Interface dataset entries
○ ○ ○

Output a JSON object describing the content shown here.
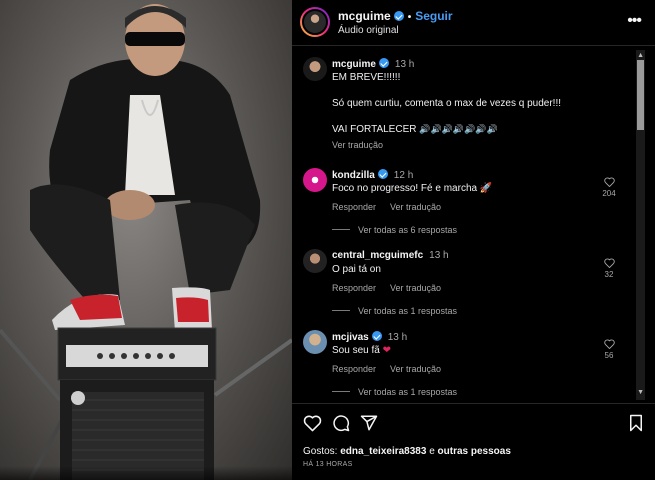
{
  "post": {
    "username": "mcguime",
    "follow_label": "Seguir",
    "separator": "•",
    "audio_label": "Áudio original"
  },
  "caption": {
    "username": "mcguime",
    "time": "13 h",
    "line1": "EM BREVE!!!!!!",
    "line2": "Só quem curtiu, comenta o max de vezes q puder!!!",
    "line3": "VAI FORTALECER",
    "line3_emoji": "🔊🔊🔊🔊🔊🔊🔊",
    "translate": "Ver tradução"
  },
  "comments": [
    {
      "username": "kondzilla",
      "time": "12 h",
      "text": "Foco no progresso! Fé e marcha",
      "emoji": "🚀",
      "reply": "Responder",
      "translate": "Ver tradução",
      "replies": "Ver todas as 6 respostas",
      "likes": "204"
    },
    {
      "username": "central_mcguimefc",
      "time": "13 h",
      "text": "O pai tá on",
      "emoji": "",
      "reply": "Responder",
      "translate": "Ver tradução",
      "replies": "Ver todas as 1 respostas",
      "likes": "32"
    },
    {
      "username": "mcjivas",
      "time": "13 h",
      "text": "Sou seu fã",
      "emoji": "❤",
      "reply": "Responder",
      "translate": "Ver tradução",
      "replies": "Ver todas as 1 respostas",
      "likes": "56"
    }
  ],
  "footer": {
    "likes_prefix": "Gostos:",
    "likes_user": "edna_teixeira8383",
    "likes_and": "e",
    "likes_others": "outras pessoas",
    "time_ago": "HÁ 13 HORAS"
  },
  "icons": [
    "more-options-icon",
    "heart-icon",
    "comment-icon",
    "share-icon",
    "bookmark-icon",
    "verified-icon",
    "scroll-up-icon",
    "scroll-down-icon"
  ],
  "colors": {
    "background": "#000000",
    "follow": "#4a9cf3",
    "verified": "#3897f0",
    "secondary_text": "#a8a8a8",
    "red_heart": "#e0245e"
  }
}
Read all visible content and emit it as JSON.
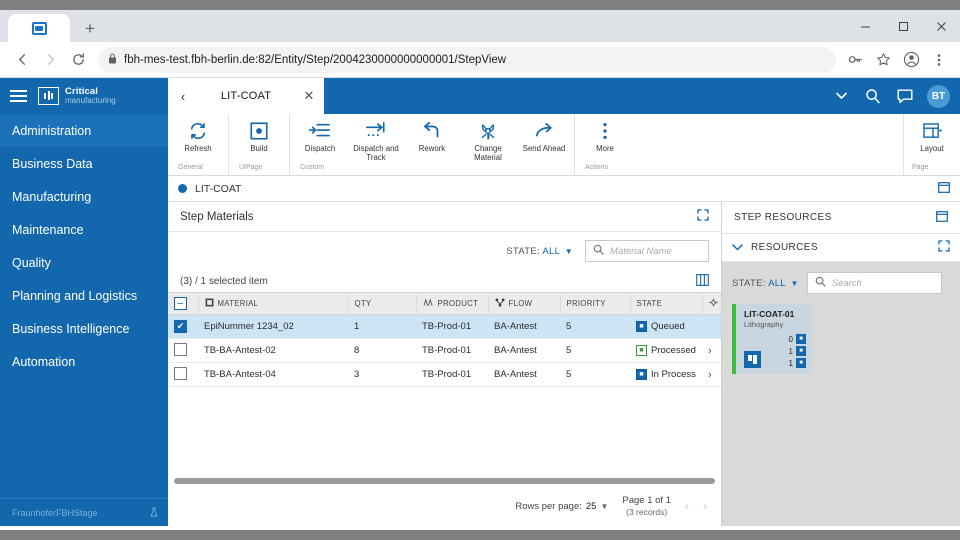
{
  "browser": {
    "tab_favicon": "app-favicon",
    "new_tab_label": "+",
    "window_controls": [
      "minimize",
      "maximize",
      "close"
    ],
    "url": "fbh-mes-test.fbh-berlin.de:82/Entity/Step/2004230000000000001/StepView",
    "lock_icon": "lock-icon",
    "nav": {
      "back": "back-icon",
      "forward": "forward-icon",
      "reload": "reload-icon"
    },
    "omni_icons": [
      "key-icon",
      "star-icon",
      "profile-icon",
      "menu-icon"
    ]
  },
  "sidebar": {
    "logo": {
      "line1": "Critical",
      "line2": "manufacturing"
    },
    "items": [
      {
        "label": "Administration",
        "active": true
      },
      {
        "label": "Business Data",
        "active": false
      },
      {
        "label": "Manufacturing",
        "active": false
      },
      {
        "label": "Maintenance",
        "active": false
      },
      {
        "label": "Quality",
        "active": false
      },
      {
        "label": "Planning and Logistics",
        "active": false
      },
      {
        "label": "Business Intelligence",
        "active": false
      },
      {
        "label": "Automation",
        "active": false
      }
    ],
    "footer": {
      "label": "FraunhoferFBHStage",
      "icon": "flask-icon"
    }
  },
  "topbar": {
    "tab_title": "LIT-COAT",
    "back_icon": "chevron-left-icon",
    "close_icon": "close-icon",
    "chevron_icon": "chevron-down-icon",
    "search_icon": "search-icon",
    "chat_icon": "chat-icon",
    "avatar_initials": "BT"
  },
  "ribbon": {
    "groups": [
      {
        "group_label": "General",
        "buttons": [
          {
            "label": "Refresh",
            "icon": "refresh-icon"
          }
        ]
      },
      {
        "group_label": "UIPage",
        "buttons": [
          {
            "label": "Build",
            "icon": "build-icon"
          }
        ]
      },
      {
        "group_label": "Custom",
        "buttons": [
          {
            "label": "Dispatch",
            "icon": "dispatch-icon"
          },
          {
            "label": "Dispatch and Track",
            "icon": "dispatch-track-icon"
          },
          {
            "label": "Rework",
            "icon": "rework-icon"
          },
          {
            "label": "Change Material",
            "icon": "change-material-icon"
          },
          {
            "label": "Send Ahead",
            "icon": "send-ahead-icon"
          }
        ]
      },
      {
        "group_label": "Actions",
        "buttons": [
          {
            "label": "More",
            "icon": "more-vertical-icon"
          }
        ]
      }
    ],
    "page_group": {
      "group_label": "Page",
      "buttons": [
        {
          "label": "Layout",
          "icon": "layout-icon"
        }
      ]
    }
  },
  "entity_header": {
    "name": "LIT-COAT",
    "status_dot_color": "#1267ad",
    "right_icon": "panel-icon"
  },
  "materials_panel": {
    "title": "Step Materials",
    "expand_icon": "expand-icon",
    "state_filter": {
      "prefix": "STATE:",
      "value": "ALL",
      "caret": "caret-down-icon"
    },
    "search": {
      "placeholder": "Material Name",
      "value": "",
      "icon": "search-icon"
    },
    "selection_text": "(3)  /  1 selected item",
    "columns_icon": "columns-icon",
    "columns": [
      {
        "label": "MATERIAL",
        "icon": "material-icon"
      },
      {
        "label": "QTY",
        "icon": ""
      },
      {
        "label": "PRODUCT",
        "icon": "product-icon"
      },
      {
        "label": "FLOW",
        "icon": "flow-icon"
      },
      {
        "label": "PRIORITY",
        "icon": ""
      },
      {
        "label": "STATE",
        "icon": ""
      },
      {
        "label": "",
        "icon": "settings-icon"
      }
    ],
    "rows": [
      {
        "selected": true,
        "material": "EpiNummer 1234_02",
        "qty": "1",
        "product": "TB-Prod-01",
        "flow": "BA-Antest",
        "priority": "5",
        "state": "Queued",
        "state_type": "blue",
        "has_chevron": false
      },
      {
        "selected": false,
        "material": "TB-BA-Antest-02",
        "qty": "8",
        "product": "TB-Prod-01",
        "flow": "BA-Antest",
        "priority": "5",
        "state": "Processed",
        "state_type": "green",
        "has_chevron": true
      },
      {
        "selected": false,
        "material": "TB-BA-Antest-04",
        "qty": "3",
        "product": "TB-Prod-01",
        "flow": "BA-Antest",
        "priority": "5",
        "state": "In Process",
        "state_type": "blue",
        "has_chevron": true
      }
    ],
    "pagination": {
      "rows_per_page_label": "Rows per page:",
      "rows_per_page_value": "25",
      "page_label": "Page 1 of 1",
      "records_label": "(3 records)",
      "prev_icon": "chevron-left-icon",
      "next_icon": "chevron-right-icon"
    }
  },
  "resources_panel": {
    "title": "STEP RESOURCES",
    "header_icon": "panel-icon",
    "section_title": "RESOURCES",
    "section_caret": "chevron-down-icon",
    "section_expand_icon": "expand-icon",
    "state_filter": {
      "prefix": "STATE:",
      "value": "ALL",
      "caret": "caret-down-icon"
    },
    "search": {
      "placeholder": "Search",
      "value": "",
      "icon": "search-icon"
    },
    "cards": [
      {
        "name": "LIT-COAT-01",
        "subtitle": "Lithography",
        "status_color": "#3dbd3d",
        "counters": [
          {
            "value": "0",
            "icon": "queued-icon"
          },
          {
            "value": "1",
            "icon": "in-process-icon"
          },
          {
            "value": "1",
            "icon": "processed-icon"
          }
        ]
      }
    ]
  },
  "colors": {
    "brand": "#1267ad",
    "sidebar_active": "#1c72b8",
    "row_selected": "#cde4f5",
    "green": "#3dbd3d"
  }
}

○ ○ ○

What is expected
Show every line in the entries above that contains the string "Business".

Result
        "label": "Business Data",
        "label": "Business Intelligence",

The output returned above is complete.